The only artist in "Atom" who doesn't live in Houston is photographer Greg Spaulding, though his work has been seen here before. His contributions to the show are some very traditional greeting-card nudes set in the desert. Spaulding, who teaches in Corpus Christi, uses an unusual gum-bichromate printing process that's more interesting than the photos themselves. He takes thick watercolor paper, applies chemicals and pigment, then exposes it. The process must be repeated over and over to build up an image, and layers of different colors can be used to make one-of-a-kind prints.

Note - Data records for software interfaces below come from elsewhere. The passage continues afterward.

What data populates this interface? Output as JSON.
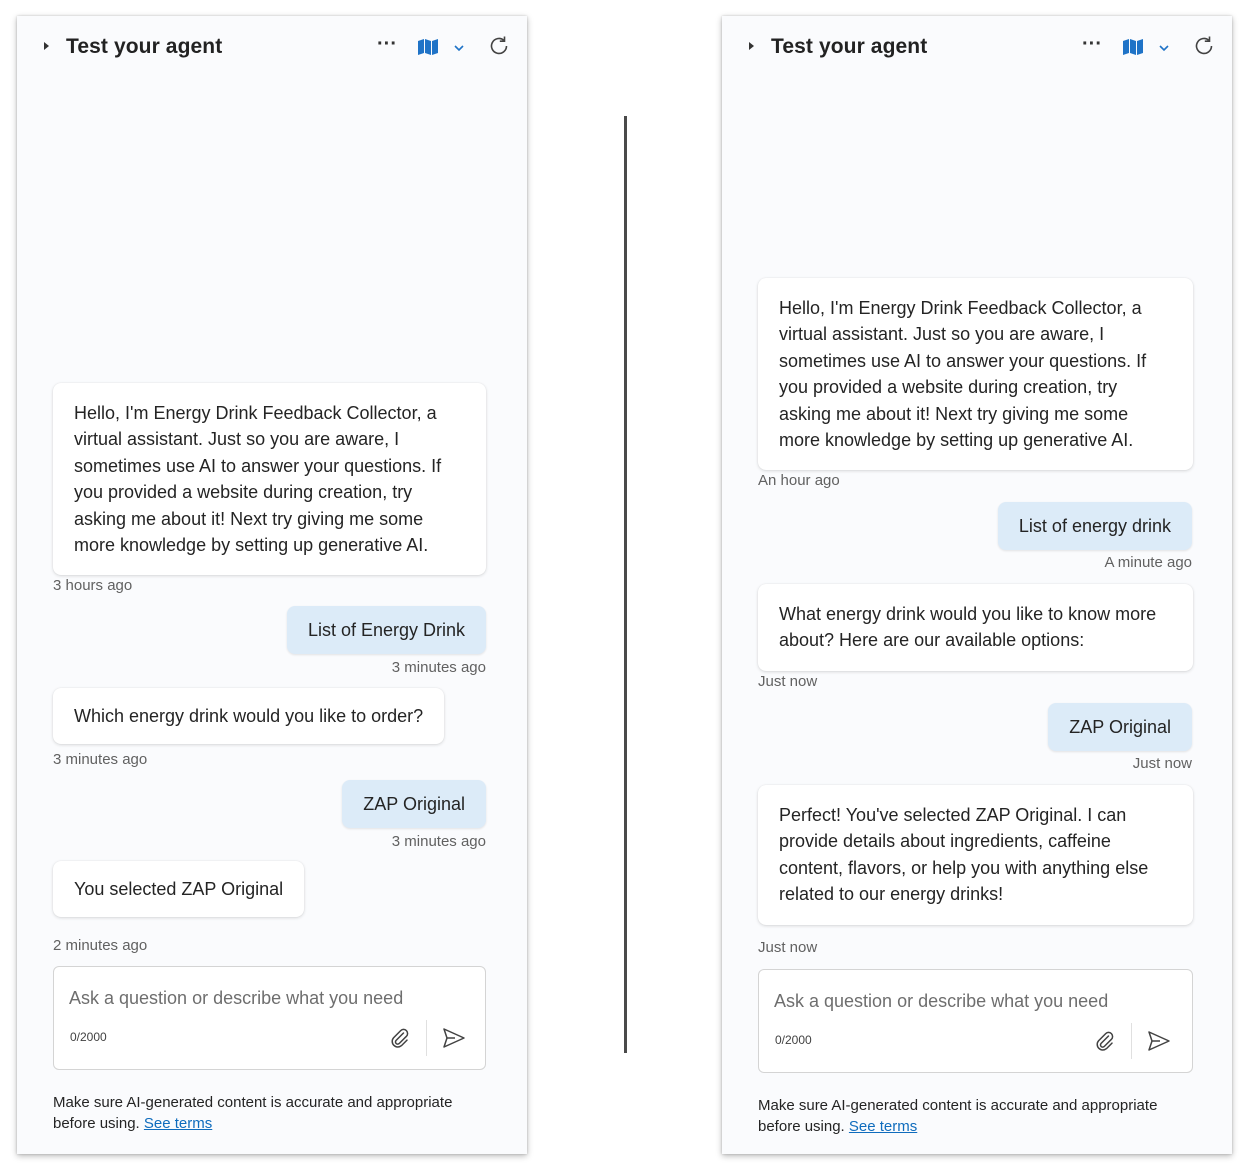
{
  "header": {
    "title": "Test your agent",
    "more_label": "···"
  },
  "left": {
    "messages": [
      {
        "role": "bot",
        "text": "Hello, I'm Energy Drink Feedback Collector, a virtual assistant. Just so you are aware, I sometimes use AI to answer your questions. If you provided a website during creation, try asking me about it! Next try giving me some more knowledge by setting up generative AI.",
        "time": "3 hours ago"
      },
      {
        "role": "user",
        "text": "List of Energy Drink",
        "time": "3 minutes ago"
      },
      {
        "role": "bot",
        "text": "Which energy drink would you like to order?",
        "time": "3 minutes ago"
      },
      {
        "role": "user",
        "text": "ZAP Original",
        "time": "3 minutes ago"
      },
      {
        "role": "bot",
        "text": "You selected ZAP Original",
        "time": "2 minutes ago"
      }
    ]
  },
  "right": {
    "messages": [
      {
        "role": "bot",
        "text": "Hello, I'm Energy Drink Feedback Collector, a virtual assistant. Just so you are aware, I sometimes use AI to answer your questions. If you provided a website during creation, try asking me about it! Next try giving me some more knowledge by setting up generative AI.",
        "time": "An hour ago"
      },
      {
        "role": "user",
        "text": "List of energy drink",
        "time": "A minute ago"
      },
      {
        "role": "bot",
        "text": "What energy drink would you like to know more about? Here are our available options:",
        "time": "Just now"
      },
      {
        "role": "user",
        "text": "ZAP Original",
        "time": "Just now"
      },
      {
        "role": "bot",
        "text": "Perfect! You've selected ZAP Original. I can provide details about ingredients, caffeine content, flavors, or help you with anything else related to our energy drinks!",
        "time": "Just now"
      }
    ]
  },
  "composer": {
    "placeholder": "Ask a question or describe what you need",
    "counter": "0/2000"
  },
  "disclaimer": {
    "text": "Make sure AI-generated content is accurate and appropriate before using.",
    "link": "See terms"
  },
  "colors": {
    "accent": "#0f6cbd",
    "user_bubble": "#dcebf8",
    "panel_bg": "#fafbfd"
  },
  "icons": [
    "caret-right-icon",
    "more-icon",
    "map-icon",
    "chevron-down-icon",
    "refresh-icon",
    "attach-icon",
    "send-icon"
  ]
}
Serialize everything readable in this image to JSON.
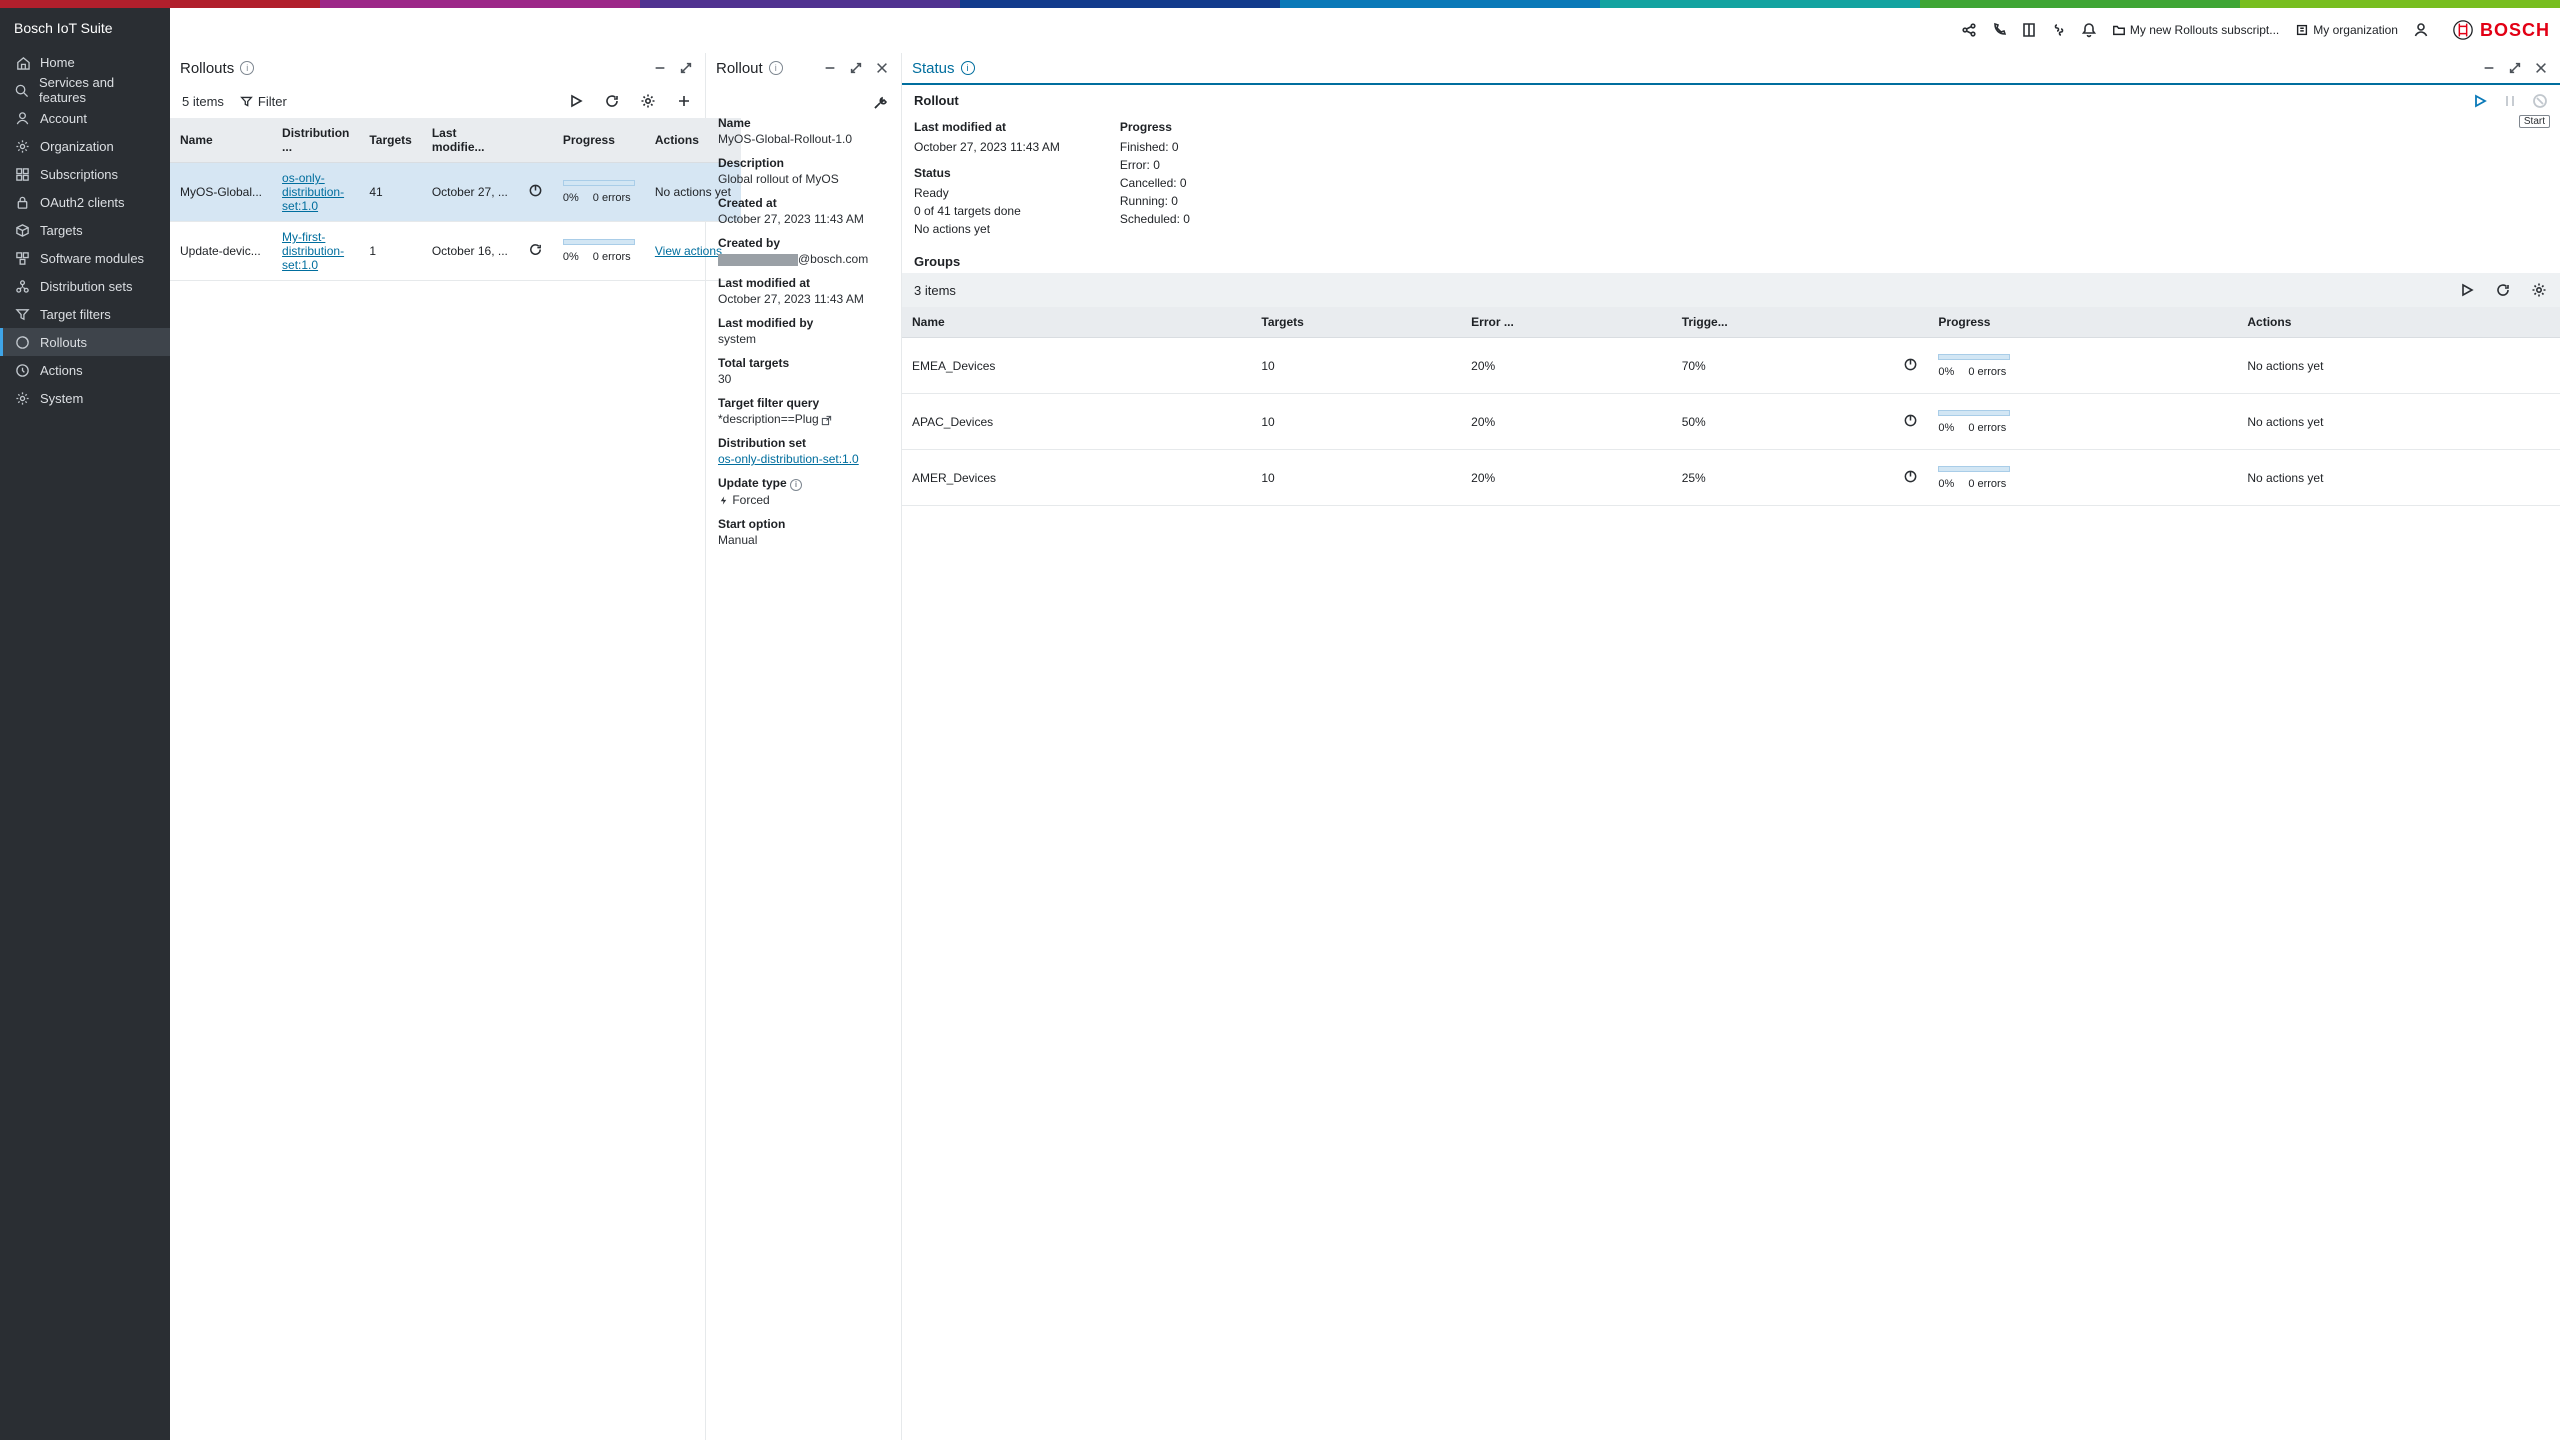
{
  "sidebar": {
    "title": "Bosch IoT Suite",
    "items": [
      {
        "label": "Home",
        "icon": "home"
      },
      {
        "label": "Services and features",
        "icon": "search"
      },
      {
        "label": "Account",
        "icon": "user"
      },
      {
        "label": "Organization",
        "icon": "gear"
      },
      {
        "label": "Subscriptions",
        "icon": "grid"
      },
      {
        "label": "OAuth2 clients",
        "icon": "lock"
      },
      {
        "label": "Targets",
        "icon": "cube"
      },
      {
        "label": "Software modules",
        "icon": "modules"
      },
      {
        "label": "Distribution sets",
        "icon": "distset"
      },
      {
        "label": "Target filters",
        "icon": "funnel"
      },
      {
        "label": "Rollouts",
        "icon": "rollout",
        "active": true
      },
      {
        "label": "Actions",
        "icon": "action"
      },
      {
        "label": "System",
        "icon": "gear"
      }
    ]
  },
  "header": {
    "subscription": "My new Rollouts subscript...",
    "org": "My organization",
    "brand": "BOSCH"
  },
  "rollouts_panel": {
    "title": "Rollouts",
    "count_label": "5 items",
    "filter_label": "Filter",
    "columns": [
      "Name",
      "Distribution ...",
      "Targets",
      "Last modifie...",
      "",
      "Progress",
      "Actions"
    ],
    "rows": [
      {
        "name": "MyOS-Global...",
        "dist": "os-only-distribution-set:1.0",
        "targets": "41",
        "modified": "October 27, ...",
        "status_icon": "power",
        "progress_pct": "0%",
        "progress_err": "0 errors",
        "actions": "No actions yet",
        "actions_link": false,
        "selected": true
      },
      {
        "name": "Update-devic...",
        "dist": "My-first-distribution-set:1.0",
        "targets": "1",
        "modified": "October 16, ...",
        "status_icon": "refresh",
        "progress_pct": "0%",
        "progress_err": "0 errors",
        "actions": "View actions",
        "actions_link": true,
        "selected": false
      }
    ]
  },
  "rollout_panel": {
    "title": "Rollout",
    "fields": {
      "name_label": "Name",
      "name": "MyOS-Global-Rollout-1.0",
      "desc_label": "Description",
      "desc": "Global rollout of MyOS",
      "created_label": "Created at",
      "created": "October 27, 2023 11:43 AM",
      "createdby_label": "Created by",
      "createdby_suffix": "@bosch.com",
      "lastmod_label": "Last modified at",
      "lastmod": "October 27, 2023 11:43 AM",
      "lastmodby_label": "Last modified by",
      "lastmodby": "system",
      "total_label": "Total targets",
      "total": "30",
      "tfq_label": "Target filter query",
      "tfq": "*description==Plug",
      "dist_label": "Distribution set",
      "dist": "os-only-distribution-set:1.0",
      "upd_label": "Update type",
      "upd": "Forced",
      "start_label": "Start option",
      "start": "Manual"
    }
  },
  "status_panel": {
    "title": "Status",
    "section_title": "Rollout",
    "start_chip": "Start",
    "left_col": {
      "lastmod_label": "Last modified at",
      "lastmod": "October 27, 2023 11:43 AM",
      "status_label": "Status",
      "status": "Ready",
      "done": "0 of 41 targets done",
      "noactions": "No actions yet"
    },
    "right_col": {
      "progress_label": "Progress",
      "finished": "Finished: 0",
      "error": "Error: 0",
      "cancelled": "Cancelled: 0",
      "running": "Running: 0",
      "scheduled": "Scheduled: 0"
    },
    "groups_label": "Groups",
    "groups_count": "3 items",
    "group_columns": [
      "Name",
      "Targets",
      "Error ...",
      "Trigge...",
      "",
      "Progress",
      "Actions"
    ],
    "groups": [
      {
        "name": "EMEA_Devices",
        "targets": "10",
        "error": "20%",
        "trigger": "70%",
        "pct": "0%",
        "err": "0 errors",
        "actions": "No actions yet"
      },
      {
        "name": "APAC_Devices",
        "targets": "10",
        "error": "20%",
        "trigger": "50%",
        "pct": "0%",
        "err": "0 errors",
        "actions": "No actions yet"
      },
      {
        "name": "AMER_Devices",
        "targets": "10",
        "error": "20%",
        "trigger": "25%",
        "pct": "0%",
        "err": "0 errors",
        "actions": "No actions yet"
      }
    ]
  }
}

This is where "Atom" comes closest to showing man as object of desire, and, tellingly, it's also the show's least engaging part. Adam: Creation, which was used on the exhibit's invitation, is a silhouette of a man standing atop a dune with the setting sun shining between his legs. The light is refracted in the camera lens like a world-creating explosion, but not one that's very enlightening. These photos present the male figure as self-absorbed, playing with his own shadow. Perhaps because they don't reveal much about the photographer, they also don't reveal much about the condition of man.
Fluhr, Collins and Otto aren't entirely willing to let the audience in on the emotional state of their subject either, choosing fantasy, abstraction or metaphor as distancers that may reflect the interpersonal gulfs they in fact feel. But they do show a modern man who is fragile, uncertain and faced with battles not necessarily of his own choosing. Perhaps more than offering a revealing or unusual collection of works on the male figure, "Atom" offers successful specimens from established artists working within their usual parameters. It's a show that anyone who wants a look at what Fluhr calls "the Houston School" should sample.
"Atom" will show through July 6 at Weekend Gallery, 1829 Arlington, 864-5226.